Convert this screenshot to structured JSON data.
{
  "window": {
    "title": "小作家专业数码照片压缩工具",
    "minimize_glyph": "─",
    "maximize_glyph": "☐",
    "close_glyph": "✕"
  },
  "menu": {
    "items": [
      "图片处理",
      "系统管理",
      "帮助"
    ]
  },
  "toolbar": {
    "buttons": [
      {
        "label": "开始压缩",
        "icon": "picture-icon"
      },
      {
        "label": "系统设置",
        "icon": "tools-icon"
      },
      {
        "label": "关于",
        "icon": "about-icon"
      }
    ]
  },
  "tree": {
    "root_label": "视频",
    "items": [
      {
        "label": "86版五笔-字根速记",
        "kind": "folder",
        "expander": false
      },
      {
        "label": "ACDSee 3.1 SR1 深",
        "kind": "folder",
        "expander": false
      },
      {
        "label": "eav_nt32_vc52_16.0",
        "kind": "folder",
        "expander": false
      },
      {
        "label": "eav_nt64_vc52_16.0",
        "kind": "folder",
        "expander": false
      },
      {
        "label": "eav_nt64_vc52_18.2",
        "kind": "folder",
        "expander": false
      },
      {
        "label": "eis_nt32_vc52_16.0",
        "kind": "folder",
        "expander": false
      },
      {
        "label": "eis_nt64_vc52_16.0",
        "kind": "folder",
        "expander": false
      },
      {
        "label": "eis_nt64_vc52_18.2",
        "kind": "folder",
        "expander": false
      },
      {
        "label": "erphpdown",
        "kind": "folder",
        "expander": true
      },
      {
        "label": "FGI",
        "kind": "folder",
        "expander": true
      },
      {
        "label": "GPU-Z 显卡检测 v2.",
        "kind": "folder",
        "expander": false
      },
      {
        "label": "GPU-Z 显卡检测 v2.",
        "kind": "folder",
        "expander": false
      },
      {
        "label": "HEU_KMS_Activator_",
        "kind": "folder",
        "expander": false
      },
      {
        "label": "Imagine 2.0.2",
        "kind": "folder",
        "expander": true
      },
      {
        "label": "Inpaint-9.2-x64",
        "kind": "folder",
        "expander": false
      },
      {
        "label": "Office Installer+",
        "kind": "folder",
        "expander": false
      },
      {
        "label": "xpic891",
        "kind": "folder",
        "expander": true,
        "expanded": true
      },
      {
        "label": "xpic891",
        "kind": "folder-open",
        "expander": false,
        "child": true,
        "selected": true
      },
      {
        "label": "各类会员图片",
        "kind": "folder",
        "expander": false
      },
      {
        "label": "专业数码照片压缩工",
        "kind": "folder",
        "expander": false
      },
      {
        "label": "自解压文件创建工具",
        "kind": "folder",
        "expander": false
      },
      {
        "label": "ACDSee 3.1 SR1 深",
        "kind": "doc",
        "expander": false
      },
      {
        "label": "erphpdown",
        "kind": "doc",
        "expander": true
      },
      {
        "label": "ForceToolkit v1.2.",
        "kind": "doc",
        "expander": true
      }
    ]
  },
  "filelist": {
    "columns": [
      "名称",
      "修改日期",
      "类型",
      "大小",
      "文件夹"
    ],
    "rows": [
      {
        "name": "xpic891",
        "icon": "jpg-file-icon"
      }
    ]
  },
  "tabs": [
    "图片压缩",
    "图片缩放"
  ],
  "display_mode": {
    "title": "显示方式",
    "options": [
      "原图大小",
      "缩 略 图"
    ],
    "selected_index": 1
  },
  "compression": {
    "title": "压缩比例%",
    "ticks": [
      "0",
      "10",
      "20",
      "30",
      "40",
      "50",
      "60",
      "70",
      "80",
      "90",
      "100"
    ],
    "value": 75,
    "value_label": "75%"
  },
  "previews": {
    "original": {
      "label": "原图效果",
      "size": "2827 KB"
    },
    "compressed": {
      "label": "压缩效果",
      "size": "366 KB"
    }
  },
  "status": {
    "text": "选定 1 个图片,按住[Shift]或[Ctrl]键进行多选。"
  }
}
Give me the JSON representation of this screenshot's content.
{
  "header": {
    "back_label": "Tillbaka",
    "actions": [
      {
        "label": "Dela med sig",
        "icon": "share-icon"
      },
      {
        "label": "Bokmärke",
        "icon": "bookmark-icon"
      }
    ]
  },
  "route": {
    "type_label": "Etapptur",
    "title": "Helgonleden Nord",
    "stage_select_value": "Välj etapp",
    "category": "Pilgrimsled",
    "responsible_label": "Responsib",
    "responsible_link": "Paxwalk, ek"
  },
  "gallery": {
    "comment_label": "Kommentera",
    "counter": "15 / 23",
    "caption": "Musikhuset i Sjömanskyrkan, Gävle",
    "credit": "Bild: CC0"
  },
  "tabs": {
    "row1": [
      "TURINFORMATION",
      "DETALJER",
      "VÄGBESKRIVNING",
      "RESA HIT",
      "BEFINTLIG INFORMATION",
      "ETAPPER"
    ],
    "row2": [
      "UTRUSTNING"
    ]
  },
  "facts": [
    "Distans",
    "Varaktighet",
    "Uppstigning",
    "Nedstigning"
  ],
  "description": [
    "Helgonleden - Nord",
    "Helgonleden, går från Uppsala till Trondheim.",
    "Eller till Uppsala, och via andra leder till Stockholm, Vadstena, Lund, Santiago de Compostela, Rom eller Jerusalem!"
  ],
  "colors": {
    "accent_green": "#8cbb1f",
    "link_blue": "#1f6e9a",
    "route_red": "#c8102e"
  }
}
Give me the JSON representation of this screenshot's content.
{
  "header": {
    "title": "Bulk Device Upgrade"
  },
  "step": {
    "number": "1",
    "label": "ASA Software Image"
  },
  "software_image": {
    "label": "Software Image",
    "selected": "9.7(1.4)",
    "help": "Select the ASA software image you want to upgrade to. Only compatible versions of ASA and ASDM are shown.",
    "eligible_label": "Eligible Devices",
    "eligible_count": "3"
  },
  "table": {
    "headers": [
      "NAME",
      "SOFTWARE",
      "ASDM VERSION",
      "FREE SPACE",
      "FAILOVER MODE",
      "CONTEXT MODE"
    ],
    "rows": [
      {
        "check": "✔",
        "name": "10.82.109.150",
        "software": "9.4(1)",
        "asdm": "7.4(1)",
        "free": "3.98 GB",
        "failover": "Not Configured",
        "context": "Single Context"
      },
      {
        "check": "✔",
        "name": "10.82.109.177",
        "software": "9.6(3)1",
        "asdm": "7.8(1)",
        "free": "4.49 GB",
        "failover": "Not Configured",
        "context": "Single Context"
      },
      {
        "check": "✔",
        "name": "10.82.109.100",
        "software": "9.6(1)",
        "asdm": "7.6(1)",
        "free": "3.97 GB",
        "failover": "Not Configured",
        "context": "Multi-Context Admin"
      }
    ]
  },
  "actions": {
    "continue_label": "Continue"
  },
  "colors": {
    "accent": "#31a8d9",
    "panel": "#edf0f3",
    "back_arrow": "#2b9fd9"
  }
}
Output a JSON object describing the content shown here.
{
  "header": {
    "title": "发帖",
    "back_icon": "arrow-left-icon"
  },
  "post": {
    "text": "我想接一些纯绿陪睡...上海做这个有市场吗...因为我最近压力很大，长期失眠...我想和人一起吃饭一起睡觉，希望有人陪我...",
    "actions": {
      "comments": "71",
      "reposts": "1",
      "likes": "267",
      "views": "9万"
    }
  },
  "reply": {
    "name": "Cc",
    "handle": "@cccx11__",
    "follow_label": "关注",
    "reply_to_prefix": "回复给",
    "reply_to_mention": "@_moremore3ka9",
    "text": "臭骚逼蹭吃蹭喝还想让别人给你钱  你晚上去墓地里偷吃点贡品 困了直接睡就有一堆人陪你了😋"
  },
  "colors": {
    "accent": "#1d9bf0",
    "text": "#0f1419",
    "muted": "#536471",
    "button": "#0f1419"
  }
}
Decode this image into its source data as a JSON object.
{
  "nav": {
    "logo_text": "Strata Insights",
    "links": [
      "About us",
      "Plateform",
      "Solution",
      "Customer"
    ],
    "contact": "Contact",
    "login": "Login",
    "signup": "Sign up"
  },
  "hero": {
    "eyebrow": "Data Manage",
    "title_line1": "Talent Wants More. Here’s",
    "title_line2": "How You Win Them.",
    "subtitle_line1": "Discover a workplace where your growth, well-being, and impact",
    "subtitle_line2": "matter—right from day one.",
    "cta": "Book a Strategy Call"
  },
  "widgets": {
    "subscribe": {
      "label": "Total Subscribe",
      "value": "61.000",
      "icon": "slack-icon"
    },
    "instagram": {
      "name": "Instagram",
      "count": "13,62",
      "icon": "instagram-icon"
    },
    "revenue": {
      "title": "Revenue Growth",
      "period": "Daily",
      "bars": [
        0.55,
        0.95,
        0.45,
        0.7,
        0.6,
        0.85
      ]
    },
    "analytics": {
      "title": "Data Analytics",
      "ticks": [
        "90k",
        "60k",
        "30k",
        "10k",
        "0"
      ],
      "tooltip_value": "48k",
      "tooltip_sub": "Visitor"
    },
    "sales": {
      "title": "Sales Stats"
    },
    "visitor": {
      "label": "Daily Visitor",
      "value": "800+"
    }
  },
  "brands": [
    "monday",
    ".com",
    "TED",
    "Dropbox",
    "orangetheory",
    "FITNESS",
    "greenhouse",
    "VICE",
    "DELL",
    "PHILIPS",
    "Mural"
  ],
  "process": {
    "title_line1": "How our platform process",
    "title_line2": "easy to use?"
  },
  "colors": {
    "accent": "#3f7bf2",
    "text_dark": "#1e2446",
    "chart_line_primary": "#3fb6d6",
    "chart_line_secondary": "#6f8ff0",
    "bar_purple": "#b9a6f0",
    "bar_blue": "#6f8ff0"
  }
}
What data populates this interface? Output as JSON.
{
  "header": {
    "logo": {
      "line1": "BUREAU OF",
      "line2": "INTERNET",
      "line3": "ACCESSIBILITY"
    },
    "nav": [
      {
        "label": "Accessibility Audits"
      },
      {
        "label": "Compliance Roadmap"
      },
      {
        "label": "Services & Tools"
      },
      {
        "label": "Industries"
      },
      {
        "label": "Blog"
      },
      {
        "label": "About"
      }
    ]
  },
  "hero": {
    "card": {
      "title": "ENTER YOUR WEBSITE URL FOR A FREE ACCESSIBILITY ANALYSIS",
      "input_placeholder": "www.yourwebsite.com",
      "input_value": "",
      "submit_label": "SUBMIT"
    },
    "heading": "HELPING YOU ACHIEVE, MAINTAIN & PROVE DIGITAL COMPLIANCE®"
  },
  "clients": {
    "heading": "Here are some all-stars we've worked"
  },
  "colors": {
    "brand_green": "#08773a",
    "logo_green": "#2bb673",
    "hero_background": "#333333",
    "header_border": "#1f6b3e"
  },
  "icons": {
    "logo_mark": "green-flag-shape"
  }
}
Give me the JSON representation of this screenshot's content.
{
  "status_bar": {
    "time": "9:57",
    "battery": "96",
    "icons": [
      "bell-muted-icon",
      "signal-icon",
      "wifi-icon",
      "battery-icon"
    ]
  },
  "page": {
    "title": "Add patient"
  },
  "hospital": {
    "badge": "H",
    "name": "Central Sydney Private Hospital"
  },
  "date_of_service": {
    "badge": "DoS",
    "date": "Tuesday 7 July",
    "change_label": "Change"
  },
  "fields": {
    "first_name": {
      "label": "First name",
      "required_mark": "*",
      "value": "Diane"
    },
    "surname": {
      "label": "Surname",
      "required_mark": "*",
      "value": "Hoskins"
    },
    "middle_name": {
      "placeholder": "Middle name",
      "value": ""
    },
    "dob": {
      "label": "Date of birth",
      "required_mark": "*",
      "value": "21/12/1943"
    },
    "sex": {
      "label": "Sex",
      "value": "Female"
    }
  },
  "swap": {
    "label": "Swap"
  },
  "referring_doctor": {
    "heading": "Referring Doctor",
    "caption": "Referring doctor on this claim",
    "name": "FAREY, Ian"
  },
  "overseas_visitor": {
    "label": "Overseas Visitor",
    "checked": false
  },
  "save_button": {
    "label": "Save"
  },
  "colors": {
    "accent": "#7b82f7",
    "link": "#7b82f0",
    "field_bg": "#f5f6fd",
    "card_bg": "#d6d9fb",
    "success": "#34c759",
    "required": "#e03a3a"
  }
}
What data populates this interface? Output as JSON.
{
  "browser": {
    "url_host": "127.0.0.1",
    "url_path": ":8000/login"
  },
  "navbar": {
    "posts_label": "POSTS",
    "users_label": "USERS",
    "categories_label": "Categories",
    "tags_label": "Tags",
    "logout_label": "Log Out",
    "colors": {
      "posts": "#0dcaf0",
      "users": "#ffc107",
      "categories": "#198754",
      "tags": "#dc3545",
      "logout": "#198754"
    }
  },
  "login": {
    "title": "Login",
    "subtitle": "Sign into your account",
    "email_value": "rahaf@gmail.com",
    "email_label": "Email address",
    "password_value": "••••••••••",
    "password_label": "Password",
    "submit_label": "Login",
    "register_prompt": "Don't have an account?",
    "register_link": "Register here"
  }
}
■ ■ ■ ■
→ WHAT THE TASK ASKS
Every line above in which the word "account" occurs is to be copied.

→ ANSWER FOR THIS EXERCISE
    "subtitle": "Sign into your account",
    "register_prompt": "Don't have an account?",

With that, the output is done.